Prevention: Proper use of safety equipment, warm-up exercises, proper coaching and conditioning.
Basketball.

Common injuries and locations: Sprains, strains, bruises, fractures, scrapes, dislocation, cuts, dental injuries. Ankles, knees (injury rates are higher in girls, especially for the anterior cruciate ligament, the wide ligament that limits rotation and forward movement of the shin bone), shoulder (rotator cuff strains and tears, where tendons at the end of muscles attach to the upper arm and shoulder bones).
Safest playing with: Eye protection, elbow and knee pads, mouth guard, athletic supporters for males, proper shoes, water.

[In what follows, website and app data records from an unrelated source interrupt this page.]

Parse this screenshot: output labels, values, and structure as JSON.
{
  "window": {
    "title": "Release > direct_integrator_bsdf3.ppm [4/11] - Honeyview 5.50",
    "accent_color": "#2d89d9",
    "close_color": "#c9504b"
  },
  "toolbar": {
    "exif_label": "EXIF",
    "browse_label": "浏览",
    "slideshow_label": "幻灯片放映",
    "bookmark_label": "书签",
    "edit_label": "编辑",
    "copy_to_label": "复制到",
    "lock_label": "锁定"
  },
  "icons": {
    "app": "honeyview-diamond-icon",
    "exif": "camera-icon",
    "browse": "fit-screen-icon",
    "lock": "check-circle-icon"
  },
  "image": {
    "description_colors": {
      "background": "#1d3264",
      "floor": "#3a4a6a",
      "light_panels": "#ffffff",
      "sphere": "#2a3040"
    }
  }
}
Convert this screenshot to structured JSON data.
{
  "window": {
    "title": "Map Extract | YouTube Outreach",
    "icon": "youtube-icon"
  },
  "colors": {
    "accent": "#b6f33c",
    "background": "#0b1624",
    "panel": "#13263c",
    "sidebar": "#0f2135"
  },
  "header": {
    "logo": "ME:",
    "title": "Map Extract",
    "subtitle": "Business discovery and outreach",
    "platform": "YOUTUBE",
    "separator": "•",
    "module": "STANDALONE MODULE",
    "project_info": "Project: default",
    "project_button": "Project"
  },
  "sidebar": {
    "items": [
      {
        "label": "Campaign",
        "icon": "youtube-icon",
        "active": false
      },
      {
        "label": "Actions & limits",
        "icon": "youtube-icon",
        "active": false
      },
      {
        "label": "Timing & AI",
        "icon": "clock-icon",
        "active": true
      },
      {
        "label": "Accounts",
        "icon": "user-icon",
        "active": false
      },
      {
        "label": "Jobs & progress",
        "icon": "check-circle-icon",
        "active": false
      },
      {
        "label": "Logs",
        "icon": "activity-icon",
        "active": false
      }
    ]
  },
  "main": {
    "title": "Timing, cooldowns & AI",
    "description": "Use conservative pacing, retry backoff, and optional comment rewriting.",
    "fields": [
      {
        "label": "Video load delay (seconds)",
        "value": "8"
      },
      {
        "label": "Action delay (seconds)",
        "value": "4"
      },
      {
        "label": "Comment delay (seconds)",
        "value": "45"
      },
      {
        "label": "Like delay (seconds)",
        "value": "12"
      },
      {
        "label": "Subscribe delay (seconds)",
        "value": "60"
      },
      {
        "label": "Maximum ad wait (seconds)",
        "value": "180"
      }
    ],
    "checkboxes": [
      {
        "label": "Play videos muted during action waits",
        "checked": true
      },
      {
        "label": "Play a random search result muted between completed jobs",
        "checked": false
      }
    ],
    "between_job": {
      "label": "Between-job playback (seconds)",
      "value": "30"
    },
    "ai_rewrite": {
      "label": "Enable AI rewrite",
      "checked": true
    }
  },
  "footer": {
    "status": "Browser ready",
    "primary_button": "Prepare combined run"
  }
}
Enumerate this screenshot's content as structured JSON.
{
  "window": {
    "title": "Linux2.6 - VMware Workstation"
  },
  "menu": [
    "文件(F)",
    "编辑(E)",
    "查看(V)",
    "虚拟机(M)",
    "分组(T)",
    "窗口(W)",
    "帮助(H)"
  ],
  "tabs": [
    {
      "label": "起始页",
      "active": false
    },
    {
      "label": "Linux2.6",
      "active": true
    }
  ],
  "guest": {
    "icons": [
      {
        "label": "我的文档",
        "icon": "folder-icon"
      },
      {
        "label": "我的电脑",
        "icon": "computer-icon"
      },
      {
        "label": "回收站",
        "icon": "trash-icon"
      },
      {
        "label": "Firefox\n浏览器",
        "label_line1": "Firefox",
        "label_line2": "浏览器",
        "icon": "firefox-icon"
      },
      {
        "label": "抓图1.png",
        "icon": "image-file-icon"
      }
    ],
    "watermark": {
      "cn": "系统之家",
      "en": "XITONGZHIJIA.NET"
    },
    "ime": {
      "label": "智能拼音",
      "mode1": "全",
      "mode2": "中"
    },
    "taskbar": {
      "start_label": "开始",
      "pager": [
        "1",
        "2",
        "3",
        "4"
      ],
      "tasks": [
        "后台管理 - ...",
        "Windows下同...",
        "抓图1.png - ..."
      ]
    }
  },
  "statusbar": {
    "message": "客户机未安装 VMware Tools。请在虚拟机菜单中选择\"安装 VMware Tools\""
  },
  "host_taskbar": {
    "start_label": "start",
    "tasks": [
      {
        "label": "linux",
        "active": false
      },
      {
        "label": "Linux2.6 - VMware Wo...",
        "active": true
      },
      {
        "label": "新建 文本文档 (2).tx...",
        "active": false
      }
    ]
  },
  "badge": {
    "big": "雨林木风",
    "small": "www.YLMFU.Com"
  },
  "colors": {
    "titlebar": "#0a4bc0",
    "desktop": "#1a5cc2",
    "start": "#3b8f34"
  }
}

If playing outdoors, add a hat and sunscreen.
Prevention: Strength training (particularly knees and shoulders), aerobics (exercises that develop the strength and endurance of heart and lungs), warmup exercises, proper coaching, and use of safety equipment.
Soccer

Common injuries: Bruises, cuts and scrapes, headaches, sunburn.
Safest playing with: Shin guards, athletic supporters for males, cleats, sunscreen, water.
Prevention: Aerobic conditioning and warm ups, and proper training in "heading" the ball. ("Heading" is using the head to strike or make a play with the ball.)
Baseball and Softball

Common injuries: Soft tissue strains, impact injuries that include fractures due to sliding and being hit by a ball, sunburn.
Safest playing with: Batting helmet, shin guards, elbow guards, athletic supporters for males, mouth guard, sunscreen, cleats, hat, breakaway bases.
Prevention: Proper conditioning and warm ups.
Gymnastics

Common injuries: Sprains and strains of soft tissues.
Safest playing with: Athletic supporters for males, safety harness, joint supports (such as neoprene wraps), water.
Prevention: Proper conditioning and warm ups.
Track and Field

Common injuries: Strains, sprains, scrapes from falls.
Safest playing with: Proper shoes, athletic supporters for males, sunscreen, water.
Prevention: Proper conditioning and coaching.
How Your Child Can Prevent Sports Injuries

Be in proper physical condition to play the sport.
Know and abide by the rules of the sport.
Wear appropriate protective gear (for example, shin guards for soccer, a hard-shell helmet when facing a baseball or softball pitcher, a helmet and body padding for ice hockey).
Know how to use athletic equipment.
Always warm up before playing.
Avoid playing when very tired or in pain.
Get a pre-season physical examination.
Make sure there is adequate water or other liquids to maintain proper hydration.